There were only two significant vidyogaemz for me this year, one was GTAV which was fun but finished within a month, and then there was Hawken which I got really deep into, but recently abandoned until there will be new content or a client-update. I've looked at the Steam Christmas Sale list, and sadly none of those titles interest me.

Technology
From a personal standpoint, my biggest step in technology this year was switching to GNU+Linux as my main desktop OS and I must admit that I'm getting on with it way better than I expected. Yes it has flaws, but I am willing to deal with those. I spend so much time stuffing money into Microsoft's throat and mopping up their mess at work, I'm willing to trade off some comforts and functionality so I don't need them at home. A new phone with more performance and a bigger screen made Android actually useful for me and I haven't used my old laptop since.
From a global standpoint, things keep moving to -as-a-service models where you don't own anything anymore. Windows 10 is a prime example of loosing control over your personal computing, the same goes for sites that won't allow you in if you use an adblocker. This is nothing less than an attack on the right to own a computer and use it the way you want it to.
Outside of computing tech, humanity looked at Pluto up close, CRISPR gene editing has pretty much exploded, rockets can now land vertically and the Paris agreements on climate change come about thirty years too late. As always, the effect that tech has on broad stroke society is slowly changing, until one day you realize that what is normal has moved on. Drones are a common thing now, so are voice-controlled personal assistants and computers smaller than a cigarette box. No flying cars, robot slaves or human space travel, but your watch will tell you that you're too fat.

Lump of rock, floating in nothing
Holy fuck what a dump. More people than ever live in places so utterly terrible that they had to flee from their entire (sub/)continent. Religion is used as a banner to commit mass murder like it's the crusades all over again. Significant amounts of people in the richest country in the world are taking Donald Trump seriously. The moral conflicts of today are over religion, gender and race - again. Illegal mass surveillance is still at large and unhindered. The Russians and the Turks are all up in arms and Europe is moving to get militarily involved in the Middle East again. Nationalist movements all over Europe have grown much stronger. The age pyramid of the world is becoming an age barrel, maybe for the rising population to float on the equally rising sea levels. It's all a farce but we have learned to live with it. The good news is, ḏ̴̯a̱͜t̴̞͔̪̩̹̺ͅą ͍̲in̛̝͓͕̝t̷̬̗͙̣͚̯̠e̫͜gr͉̩̗i̺̺͓t͏̳̖̬̼ỵ̺̩̞̹̫̭ ̪̱̟͢h͈̘a̰̖̞͎̣s̮ ̵̯̰͍̖̠̭͖b̪̠̠̤͓ͅe͙͔̝͡e̯͠n̬̖͔̟͍ ̢̗̙͍̤̟s̤͕̜̮̠̝͖͜i̳̲͓͉͜g̤͢n͍̜̻̬͉͝i̡̬͖͓̞͚͙͈f͓͓̲͠i̝̥͉̪̖̗̱c͏͎͉̟̱̙͕a͇̯̹͙n͙̱͎̟͙ṭ̣̮͎͕ͅl̢͓͍̩̣̜̦̙ý̲̲̖ ̥̞̺͎̪̙i̷̙̩̹̗̫̫m̲̭̙͍̮͙̗̀p҉r͚o̦͜v̘e͈̠͕̻͝d̰̱̥̱͙̳..
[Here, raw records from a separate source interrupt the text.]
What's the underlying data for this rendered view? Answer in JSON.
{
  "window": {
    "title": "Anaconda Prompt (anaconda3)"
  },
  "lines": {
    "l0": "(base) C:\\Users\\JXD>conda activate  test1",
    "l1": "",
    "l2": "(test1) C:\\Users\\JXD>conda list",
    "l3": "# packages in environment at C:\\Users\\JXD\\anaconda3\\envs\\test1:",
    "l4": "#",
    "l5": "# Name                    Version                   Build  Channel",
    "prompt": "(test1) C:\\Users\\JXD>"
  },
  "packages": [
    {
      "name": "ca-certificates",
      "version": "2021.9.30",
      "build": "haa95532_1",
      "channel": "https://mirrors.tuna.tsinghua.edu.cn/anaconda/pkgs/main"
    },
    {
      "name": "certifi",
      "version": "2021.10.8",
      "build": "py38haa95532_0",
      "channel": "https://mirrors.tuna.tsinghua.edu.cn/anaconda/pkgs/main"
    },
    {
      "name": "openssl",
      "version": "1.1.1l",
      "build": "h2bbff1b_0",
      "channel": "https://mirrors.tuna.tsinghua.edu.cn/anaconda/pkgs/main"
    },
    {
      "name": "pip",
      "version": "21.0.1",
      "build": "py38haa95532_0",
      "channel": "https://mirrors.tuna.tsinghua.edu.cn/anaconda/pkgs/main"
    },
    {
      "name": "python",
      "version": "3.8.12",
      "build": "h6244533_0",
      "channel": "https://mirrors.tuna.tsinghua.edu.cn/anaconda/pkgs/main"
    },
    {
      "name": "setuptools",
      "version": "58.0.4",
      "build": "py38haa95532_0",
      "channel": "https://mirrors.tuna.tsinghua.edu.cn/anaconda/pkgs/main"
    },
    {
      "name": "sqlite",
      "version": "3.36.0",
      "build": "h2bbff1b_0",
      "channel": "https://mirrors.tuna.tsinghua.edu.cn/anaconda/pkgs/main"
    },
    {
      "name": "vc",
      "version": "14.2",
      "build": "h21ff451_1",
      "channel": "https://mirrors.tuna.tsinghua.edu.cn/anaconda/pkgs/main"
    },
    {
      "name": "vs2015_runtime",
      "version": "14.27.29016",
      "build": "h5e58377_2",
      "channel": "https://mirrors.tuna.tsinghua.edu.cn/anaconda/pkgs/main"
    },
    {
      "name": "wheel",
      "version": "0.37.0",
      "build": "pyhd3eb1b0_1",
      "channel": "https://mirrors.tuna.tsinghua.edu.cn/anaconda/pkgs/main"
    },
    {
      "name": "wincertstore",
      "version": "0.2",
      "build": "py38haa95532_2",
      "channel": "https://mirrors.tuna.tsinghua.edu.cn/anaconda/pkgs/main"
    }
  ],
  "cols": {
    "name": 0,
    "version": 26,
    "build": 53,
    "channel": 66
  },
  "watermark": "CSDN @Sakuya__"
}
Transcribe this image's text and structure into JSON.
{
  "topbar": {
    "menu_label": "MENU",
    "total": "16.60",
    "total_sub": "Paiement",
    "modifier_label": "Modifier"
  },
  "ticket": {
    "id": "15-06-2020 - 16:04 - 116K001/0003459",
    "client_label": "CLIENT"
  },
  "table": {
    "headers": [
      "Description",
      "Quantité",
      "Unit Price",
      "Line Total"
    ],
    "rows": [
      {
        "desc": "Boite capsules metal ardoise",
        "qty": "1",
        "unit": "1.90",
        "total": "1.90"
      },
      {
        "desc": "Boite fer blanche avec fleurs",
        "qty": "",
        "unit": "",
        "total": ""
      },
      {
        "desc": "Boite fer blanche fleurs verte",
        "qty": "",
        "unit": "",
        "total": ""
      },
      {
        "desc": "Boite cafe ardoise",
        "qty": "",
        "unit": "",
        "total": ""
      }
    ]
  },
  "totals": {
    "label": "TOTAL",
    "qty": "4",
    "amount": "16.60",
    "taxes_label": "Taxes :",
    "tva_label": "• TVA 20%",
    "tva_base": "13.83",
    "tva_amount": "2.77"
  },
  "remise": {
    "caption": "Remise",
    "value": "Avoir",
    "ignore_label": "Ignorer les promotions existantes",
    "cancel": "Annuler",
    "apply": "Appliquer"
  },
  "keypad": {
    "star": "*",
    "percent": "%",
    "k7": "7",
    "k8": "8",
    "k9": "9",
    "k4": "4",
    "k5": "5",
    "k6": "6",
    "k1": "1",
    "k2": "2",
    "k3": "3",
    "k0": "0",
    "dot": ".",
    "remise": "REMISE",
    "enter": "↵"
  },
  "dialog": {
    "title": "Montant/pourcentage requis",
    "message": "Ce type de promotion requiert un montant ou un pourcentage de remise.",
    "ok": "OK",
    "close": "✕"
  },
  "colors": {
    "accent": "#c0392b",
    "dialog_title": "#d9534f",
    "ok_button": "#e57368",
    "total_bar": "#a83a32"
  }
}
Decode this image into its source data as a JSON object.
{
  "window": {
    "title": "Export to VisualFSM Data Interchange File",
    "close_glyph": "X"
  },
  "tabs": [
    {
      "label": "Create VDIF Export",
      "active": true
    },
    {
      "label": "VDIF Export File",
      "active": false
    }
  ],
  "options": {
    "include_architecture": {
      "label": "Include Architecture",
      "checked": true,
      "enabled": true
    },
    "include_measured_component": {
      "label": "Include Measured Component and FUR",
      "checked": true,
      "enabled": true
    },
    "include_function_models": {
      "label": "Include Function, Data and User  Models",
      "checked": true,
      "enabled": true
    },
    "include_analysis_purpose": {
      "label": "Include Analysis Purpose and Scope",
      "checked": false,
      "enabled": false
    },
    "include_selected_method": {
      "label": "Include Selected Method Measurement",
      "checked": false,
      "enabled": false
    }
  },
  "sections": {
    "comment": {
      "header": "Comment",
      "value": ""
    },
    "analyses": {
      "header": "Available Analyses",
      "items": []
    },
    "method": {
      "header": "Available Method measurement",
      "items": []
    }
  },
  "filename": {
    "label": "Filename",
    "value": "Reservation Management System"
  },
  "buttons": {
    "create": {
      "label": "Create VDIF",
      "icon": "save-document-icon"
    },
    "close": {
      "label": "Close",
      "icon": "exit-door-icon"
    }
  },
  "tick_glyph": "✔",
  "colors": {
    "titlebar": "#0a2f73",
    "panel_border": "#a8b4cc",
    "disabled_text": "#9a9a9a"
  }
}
Tuesday, December 29, 2015

No Class

After drummer "Philthy Animal" Taylor in November and one week after his 70th birthday, the world has lost the big man himself and with him a band called Motörhead (as confirmed by Mikkey Dee). Lemmy looked quite sick for a while, with many cancelled shows throughout the last year. In the end, it wasn't drugs or alcohol that killed him like people joked twenty years ago, but cancer. Yet if a man influences more than three decades of the world's biggest musicians and means a lot to millions of people across the world, he is not really dead. His band's catalog features albums that are widely forgotten and eternal classics, hidden gems and flagship songs for music history. One mean, gritty roar from your mom and dad's glory days to now. Motörhead never strayed far from their original sound and spirit and while they sold waaay out, they never compromised or conformed. Why not though? Because they were Motörhead. Because they played Rock'n'Roll. Born to lose, live to win.